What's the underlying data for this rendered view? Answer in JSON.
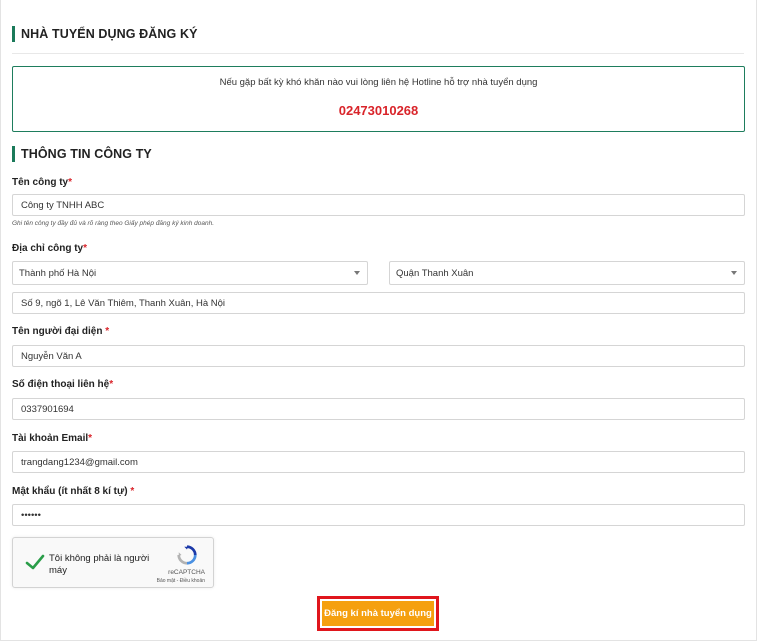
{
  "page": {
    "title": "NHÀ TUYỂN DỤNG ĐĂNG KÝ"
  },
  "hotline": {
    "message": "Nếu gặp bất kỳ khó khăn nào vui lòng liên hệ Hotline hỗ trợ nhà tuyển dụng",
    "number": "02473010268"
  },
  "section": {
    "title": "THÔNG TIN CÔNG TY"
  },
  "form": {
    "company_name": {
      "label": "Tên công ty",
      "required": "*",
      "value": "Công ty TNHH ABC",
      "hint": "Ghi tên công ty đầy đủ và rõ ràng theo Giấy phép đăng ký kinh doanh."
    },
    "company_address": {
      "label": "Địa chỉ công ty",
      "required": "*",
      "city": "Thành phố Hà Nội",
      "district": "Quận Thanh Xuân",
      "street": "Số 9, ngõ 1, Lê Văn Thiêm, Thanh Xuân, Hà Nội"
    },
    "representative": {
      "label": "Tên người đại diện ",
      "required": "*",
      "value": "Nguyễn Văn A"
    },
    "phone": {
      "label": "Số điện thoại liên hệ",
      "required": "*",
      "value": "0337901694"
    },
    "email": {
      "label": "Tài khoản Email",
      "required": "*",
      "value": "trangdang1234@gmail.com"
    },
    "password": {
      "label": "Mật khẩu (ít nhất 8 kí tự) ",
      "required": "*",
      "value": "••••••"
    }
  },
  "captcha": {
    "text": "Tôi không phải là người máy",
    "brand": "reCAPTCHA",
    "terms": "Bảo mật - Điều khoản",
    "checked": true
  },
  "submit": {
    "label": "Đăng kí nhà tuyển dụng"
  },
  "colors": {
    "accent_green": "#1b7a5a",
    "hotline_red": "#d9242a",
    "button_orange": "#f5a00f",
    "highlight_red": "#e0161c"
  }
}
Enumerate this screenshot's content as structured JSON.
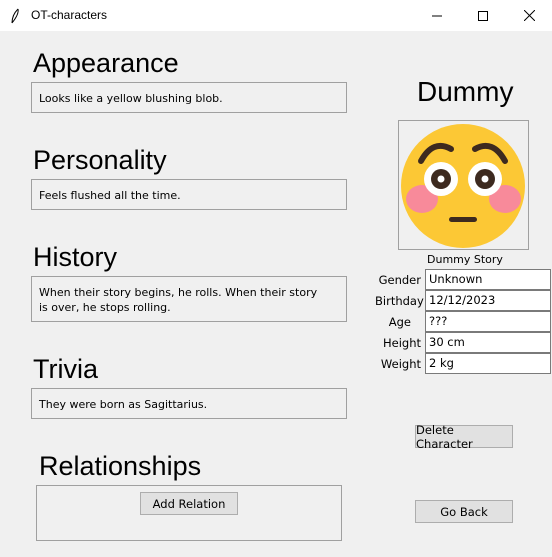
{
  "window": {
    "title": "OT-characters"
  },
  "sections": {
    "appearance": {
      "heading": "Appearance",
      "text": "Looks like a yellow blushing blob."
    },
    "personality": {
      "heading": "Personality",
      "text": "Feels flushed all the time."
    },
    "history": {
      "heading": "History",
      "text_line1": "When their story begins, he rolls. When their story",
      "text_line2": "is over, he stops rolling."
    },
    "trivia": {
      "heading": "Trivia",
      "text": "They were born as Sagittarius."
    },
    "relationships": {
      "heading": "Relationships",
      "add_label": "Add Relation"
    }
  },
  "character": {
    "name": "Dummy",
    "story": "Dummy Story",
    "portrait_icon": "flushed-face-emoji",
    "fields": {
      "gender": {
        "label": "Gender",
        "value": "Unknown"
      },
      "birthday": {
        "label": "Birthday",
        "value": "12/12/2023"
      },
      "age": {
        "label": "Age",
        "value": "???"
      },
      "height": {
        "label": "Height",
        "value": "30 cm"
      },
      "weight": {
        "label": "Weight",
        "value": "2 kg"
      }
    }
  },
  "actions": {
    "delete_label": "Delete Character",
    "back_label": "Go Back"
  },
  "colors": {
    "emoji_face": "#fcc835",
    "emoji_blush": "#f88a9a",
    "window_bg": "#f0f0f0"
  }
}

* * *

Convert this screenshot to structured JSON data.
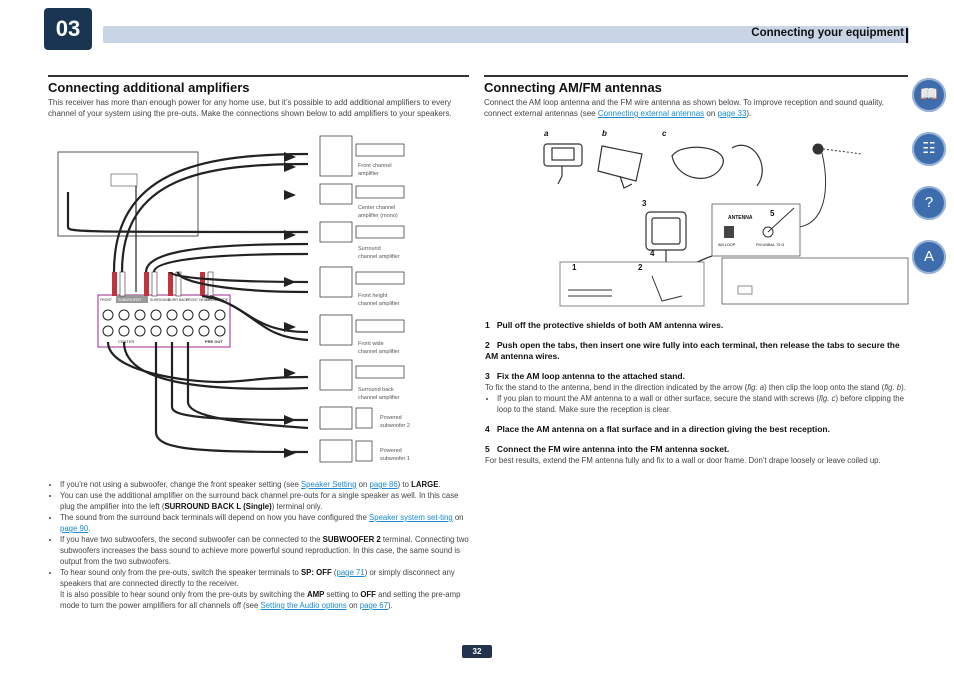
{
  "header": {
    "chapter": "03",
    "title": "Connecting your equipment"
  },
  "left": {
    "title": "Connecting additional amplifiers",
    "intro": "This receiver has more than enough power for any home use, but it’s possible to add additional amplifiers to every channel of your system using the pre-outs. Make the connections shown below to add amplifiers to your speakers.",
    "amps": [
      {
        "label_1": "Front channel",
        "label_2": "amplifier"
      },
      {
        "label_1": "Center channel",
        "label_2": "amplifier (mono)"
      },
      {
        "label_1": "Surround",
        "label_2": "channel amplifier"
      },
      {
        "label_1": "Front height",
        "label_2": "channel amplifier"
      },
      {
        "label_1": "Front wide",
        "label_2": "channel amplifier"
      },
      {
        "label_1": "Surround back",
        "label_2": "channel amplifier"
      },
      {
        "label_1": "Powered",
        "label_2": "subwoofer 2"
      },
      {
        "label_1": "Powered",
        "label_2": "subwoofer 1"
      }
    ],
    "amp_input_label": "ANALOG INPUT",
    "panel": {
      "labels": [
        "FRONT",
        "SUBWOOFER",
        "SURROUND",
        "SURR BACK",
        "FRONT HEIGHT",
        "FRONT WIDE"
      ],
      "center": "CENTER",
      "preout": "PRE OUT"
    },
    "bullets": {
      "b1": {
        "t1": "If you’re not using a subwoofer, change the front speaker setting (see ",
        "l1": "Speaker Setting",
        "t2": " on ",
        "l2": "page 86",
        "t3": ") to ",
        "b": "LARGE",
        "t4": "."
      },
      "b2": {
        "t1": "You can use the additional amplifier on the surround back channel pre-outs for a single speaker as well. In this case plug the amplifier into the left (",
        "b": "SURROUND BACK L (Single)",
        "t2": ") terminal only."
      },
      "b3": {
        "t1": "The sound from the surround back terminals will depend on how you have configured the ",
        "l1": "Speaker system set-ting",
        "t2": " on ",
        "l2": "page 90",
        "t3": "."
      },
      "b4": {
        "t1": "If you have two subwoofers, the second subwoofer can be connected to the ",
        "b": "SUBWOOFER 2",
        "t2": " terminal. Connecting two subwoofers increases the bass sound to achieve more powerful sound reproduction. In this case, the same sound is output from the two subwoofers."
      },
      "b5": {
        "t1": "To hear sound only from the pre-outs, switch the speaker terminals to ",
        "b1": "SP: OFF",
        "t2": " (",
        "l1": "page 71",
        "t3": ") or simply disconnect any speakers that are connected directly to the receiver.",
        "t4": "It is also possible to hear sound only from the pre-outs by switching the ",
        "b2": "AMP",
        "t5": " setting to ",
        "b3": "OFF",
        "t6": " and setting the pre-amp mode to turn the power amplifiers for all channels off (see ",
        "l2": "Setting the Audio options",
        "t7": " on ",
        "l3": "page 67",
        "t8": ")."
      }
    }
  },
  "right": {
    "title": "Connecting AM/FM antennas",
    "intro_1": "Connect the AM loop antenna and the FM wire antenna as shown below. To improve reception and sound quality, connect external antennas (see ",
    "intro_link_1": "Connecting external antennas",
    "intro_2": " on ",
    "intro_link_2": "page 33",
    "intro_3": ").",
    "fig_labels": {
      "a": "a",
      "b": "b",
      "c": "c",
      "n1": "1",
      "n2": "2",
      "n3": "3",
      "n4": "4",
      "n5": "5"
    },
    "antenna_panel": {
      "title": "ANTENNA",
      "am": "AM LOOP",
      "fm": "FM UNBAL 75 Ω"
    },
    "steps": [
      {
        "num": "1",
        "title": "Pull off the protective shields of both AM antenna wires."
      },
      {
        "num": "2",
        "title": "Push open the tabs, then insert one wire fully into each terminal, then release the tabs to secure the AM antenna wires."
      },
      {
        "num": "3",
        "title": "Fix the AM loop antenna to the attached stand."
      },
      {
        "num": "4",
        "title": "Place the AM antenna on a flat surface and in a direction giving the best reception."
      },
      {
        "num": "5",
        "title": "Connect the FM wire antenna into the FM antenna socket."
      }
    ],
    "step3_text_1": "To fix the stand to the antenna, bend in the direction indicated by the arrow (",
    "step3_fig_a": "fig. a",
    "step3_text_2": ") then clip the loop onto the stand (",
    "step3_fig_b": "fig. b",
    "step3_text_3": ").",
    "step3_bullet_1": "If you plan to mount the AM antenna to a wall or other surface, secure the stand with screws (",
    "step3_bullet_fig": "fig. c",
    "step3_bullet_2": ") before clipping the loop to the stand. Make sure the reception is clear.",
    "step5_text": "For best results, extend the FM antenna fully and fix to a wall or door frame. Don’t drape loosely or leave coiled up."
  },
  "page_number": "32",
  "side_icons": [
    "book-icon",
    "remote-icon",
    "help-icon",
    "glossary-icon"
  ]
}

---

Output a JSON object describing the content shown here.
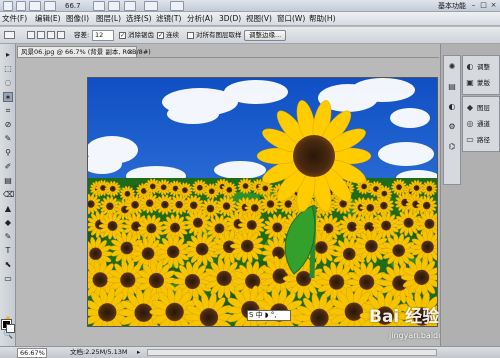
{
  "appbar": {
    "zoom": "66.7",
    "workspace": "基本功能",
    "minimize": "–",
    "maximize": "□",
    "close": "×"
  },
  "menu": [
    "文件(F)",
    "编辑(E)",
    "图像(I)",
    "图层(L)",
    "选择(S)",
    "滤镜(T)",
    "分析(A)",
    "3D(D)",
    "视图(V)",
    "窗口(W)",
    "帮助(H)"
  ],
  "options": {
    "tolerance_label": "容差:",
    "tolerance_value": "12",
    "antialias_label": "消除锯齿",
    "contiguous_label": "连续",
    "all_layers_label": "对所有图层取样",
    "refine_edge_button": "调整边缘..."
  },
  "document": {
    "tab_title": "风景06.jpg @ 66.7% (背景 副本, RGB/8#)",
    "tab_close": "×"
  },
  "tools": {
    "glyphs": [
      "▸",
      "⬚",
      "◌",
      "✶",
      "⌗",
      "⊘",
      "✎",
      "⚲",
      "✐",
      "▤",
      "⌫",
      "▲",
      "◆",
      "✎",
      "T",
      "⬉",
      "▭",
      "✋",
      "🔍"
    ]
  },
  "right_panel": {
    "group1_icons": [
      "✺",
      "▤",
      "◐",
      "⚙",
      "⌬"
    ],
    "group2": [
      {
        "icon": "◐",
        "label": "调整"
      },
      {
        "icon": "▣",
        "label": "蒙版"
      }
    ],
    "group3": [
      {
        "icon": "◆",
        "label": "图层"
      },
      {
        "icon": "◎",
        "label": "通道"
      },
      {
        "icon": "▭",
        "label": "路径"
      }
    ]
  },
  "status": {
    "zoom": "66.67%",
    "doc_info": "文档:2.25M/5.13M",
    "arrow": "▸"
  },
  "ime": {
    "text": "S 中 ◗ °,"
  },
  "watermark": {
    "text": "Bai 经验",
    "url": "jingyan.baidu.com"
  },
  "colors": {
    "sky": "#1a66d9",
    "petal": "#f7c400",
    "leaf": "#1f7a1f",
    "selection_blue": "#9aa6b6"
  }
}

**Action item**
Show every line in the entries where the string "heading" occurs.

**Solution**
      "heading": "Appearance",
      "heading": "Personality",
      "heading": "History",
      "heading": "Trivia",
      "heading": "Relationships",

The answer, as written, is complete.